It was heartbreaking to read what these human beings have to go through – to live in hiding and in fear or be forced to leave their own countries because of the imminent danger to their lives. The program for this show also includes a series of panel discussions and lectures to broaden the idea that yes, homophobia is a terrible thing, and it is worse when it had been institutionalized.

Disc Review: Gal Costa/Estratosférica

By Ernest Barteldes

Distorted guitars and rock drums kick off Brazilian singer Gal Costa’s 30th studio album, almost making a statement about the fact that the singer is not staying within the bossa nova comfort zone that she is best known to American audiences. The song, entitled “Sem Medo Nem Esperança” was penned by Antonio Cicero and Arthur Nogueira could be described as visceral and daring.

Costa takes full use of her vocal range, allowing her voice to crack at certain points. On an interview with Brazil’s G1 website, she said that she personally chose the tune to be the opener “because of Antonio Cicero’s lyrics that is really about my moment, it’s fuck-tastic. It’s an autobiographical song, it talks about me – it’s as if I were talking to people. Cicero did something that Caetano Veloso knows how to do well: to write for me, to say what is true for me.”

Gal Costa’s more traditional fans will not be disappointed – unlike her previous disc “Recanto” (Universal Music, 2011); she doesn’t really go into much experimentation. There are some hummable sambas, such as the Mallu-penned lead single “Quando Você Olha Pra Ela,” which has a mellow arrangement that reminds listeners of the material she recorded in the mid-70s after her early Tropicalismo phase. Another great moment is “Amor Se Acalme,” a mellow ballad by Marisa Monte, Arnaldo Antunes and Cezar Mendes.  The tune is quite characteristic of Monte’s work: lots of words crammed in a few bars and then long notes on a single vowel – this is certain to appear on local radio stations in the near future.

Some tunes left my head scratching – “Muita Sorte” has a very nice melody, but the mostly electronic arrangement does not do it justice. The same thing can be said about “Por Baixo,” a Tom Zé composition filled with extraneous sounds behind Gal Costa’s sincere delivery.

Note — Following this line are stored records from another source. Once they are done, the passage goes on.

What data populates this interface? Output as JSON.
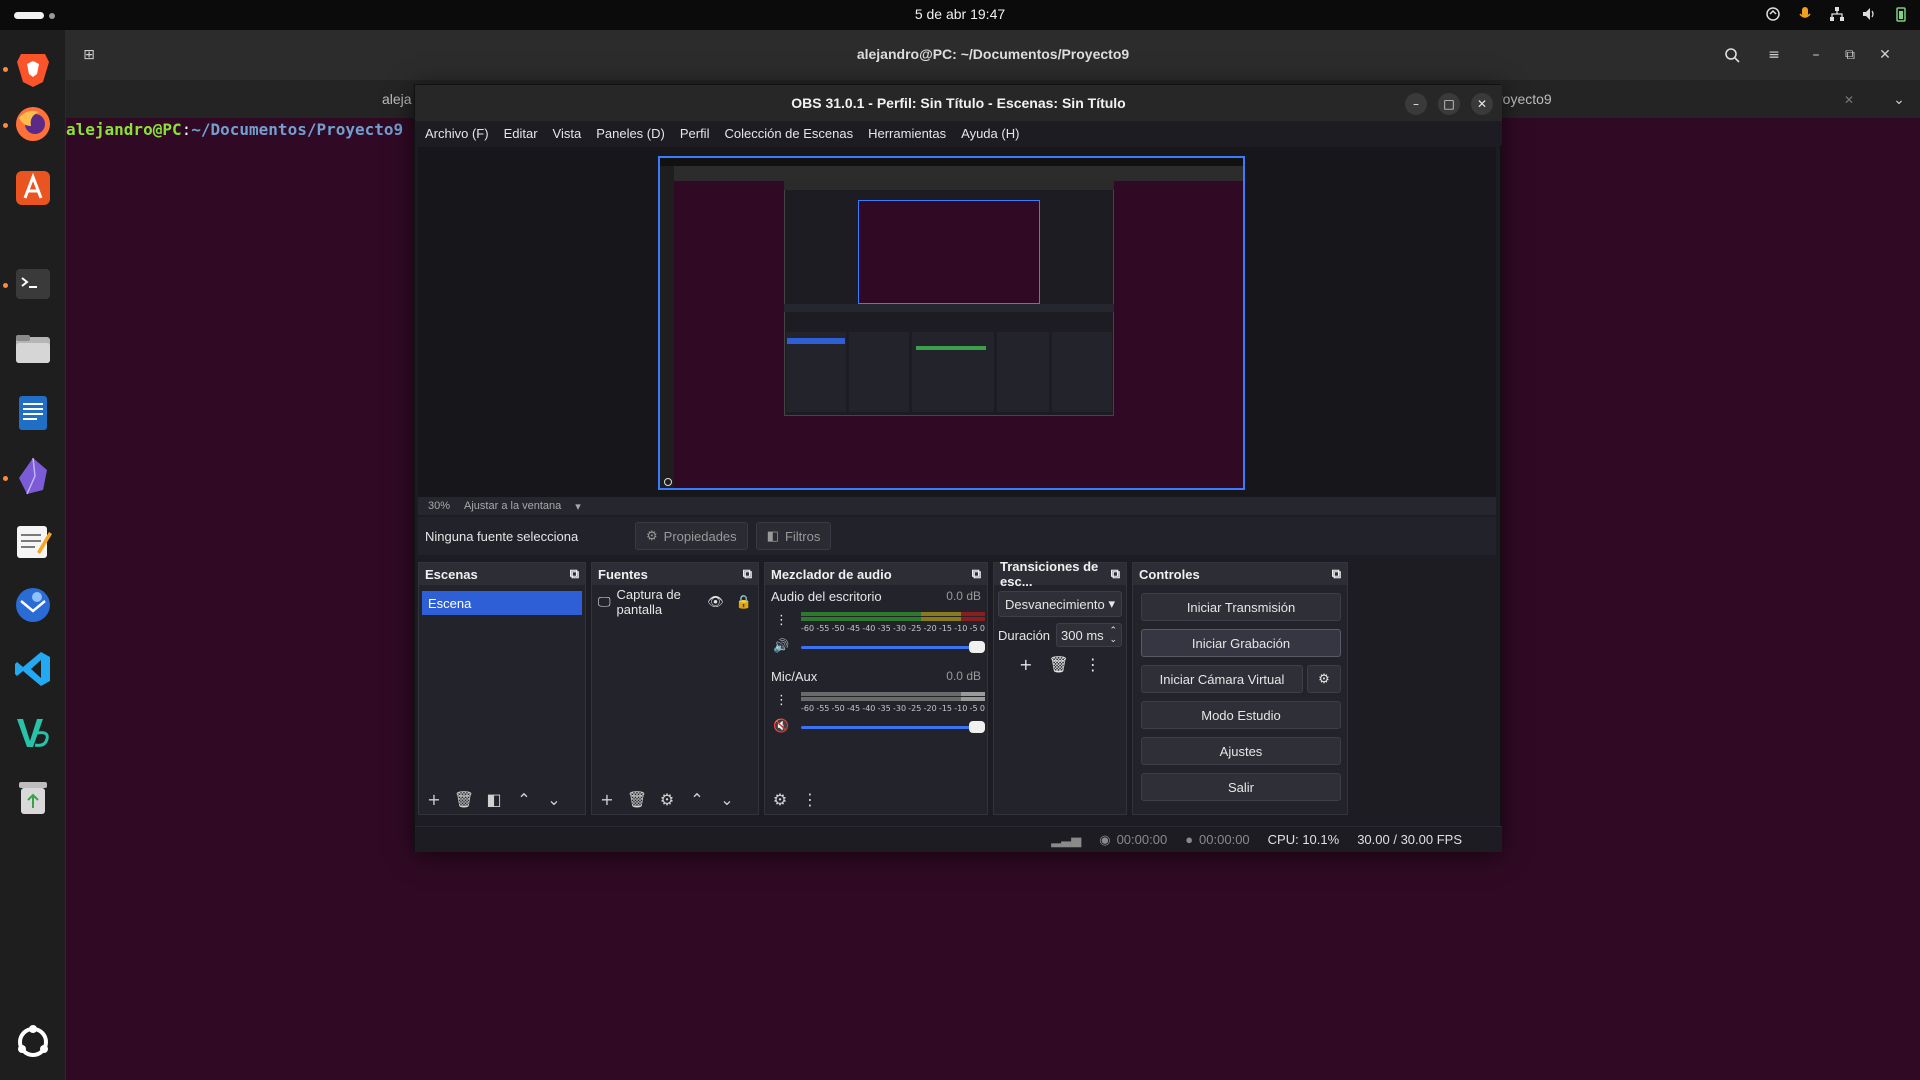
{
  "system": {
    "clock": "5 de abr  19:47"
  },
  "terminal": {
    "title": "alejandro@PC: ~/Documentos/Proyecto9",
    "tab_left": "aleja",
    "tab_right": "royecto9",
    "prompt_user": "alejandro@PC",
    "prompt_sep": ":",
    "prompt_path": "~/Documentos/Proyecto9"
  },
  "dock": {
    "items": [
      "brave-browser",
      "firefox",
      "app-center",
      "terminal",
      "files",
      "writer",
      "obsidian",
      "text-editor",
      "thunderbird",
      "vscode",
      "visual-studio-alt",
      "trash",
      "ubuntu-apps"
    ]
  },
  "obs": {
    "title": "OBS 31.0.1 - Perfil: Sin Título - Escenas: Sin Título",
    "menu": [
      "Archivo (F)",
      "Editar",
      "Vista",
      "Paneles (D)",
      "Perfil",
      "Colección de Escenas",
      "Herramientas",
      "Ayuda (H)"
    ],
    "zoom": "30%",
    "fit_label": "Ajustar a la ventana",
    "no_source": "Ninguna fuente selecciona",
    "properties_btn": "Propiedades",
    "filters_btn": "Filtros",
    "scenes": {
      "title": "Escenas",
      "items": [
        "Escena"
      ]
    },
    "sources": {
      "title": "Fuentes",
      "items": [
        "Captura de pantalla"
      ]
    },
    "mixer": {
      "title": "Mezclador de audio",
      "channels": [
        {
          "name": "Audio del escritorio",
          "db": "0.0 dB",
          "volume": 1.0,
          "muted": false
        },
        {
          "name": "Mic/Aux",
          "db": "0.0 dB",
          "volume": 1.0,
          "muted": true
        }
      ],
      "ticks": [
        "-60",
        "-55",
        "-50",
        "-45",
        "-40",
        "-35",
        "-30",
        "-25",
        "-20",
        "-15",
        "-10",
        "-5",
        "0"
      ]
    },
    "transitions": {
      "title": "Transiciones de esc...",
      "selected": "Desvanecimiento",
      "duration_label": "Duración",
      "duration_value": "300 ms"
    },
    "controls": {
      "title": "Controles",
      "start_stream": "Iniciar Transmisión",
      "start_record": "Iniciar Grabación",
      "virtual_cam": "Iniciar Cámara Virtual",
      "studio_mode": "Modo Estudio",
      "settings": "Ajustes",
      "exit": "Salir"
    },
    "status": {
      "stream_time": "00:00:00",
      "record_time": "00:00:00",
      "cpu": "CPU: 10.1%",
      "fps": "30.00 / 30.00 FPS"
    }
  }
}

On the other hand, there are songs that are amazingly written – “Dez Anjos” is collaboration between Milton Nascimento and young singer-songwriter Criolo (who as of this writing is on a Tim Maia tribute tour with Ivete Sangalo) that is melodically and lyrically beautiful. Also notable is “Espelho d’Agua,” a Marcelo Camelo-Thiago Camelo (who frequently write for Maria Rita) rock ballad that has a well-constructed acoustic arrangement.

“Estratosférica” was produced by Kassim and Moreno Veloso of The +2’s, who gave the album a fresh feel without going too crazy on the arrangements. It is quite accessible, reaching out to younger fans without losing touch with her more classic fans – thus the presence of the bonus track “Ilusão à Toa,” a pre-bossa nova era song by the underrated Johnny Alf that could have been part of 2004’s “Todas as Canções e Eu,” which was dedicated to songs of the 1940s and 50s.

Gal Costa

Estratosférica

Universal Music Brasil

Available for download on Amazon and iTunes.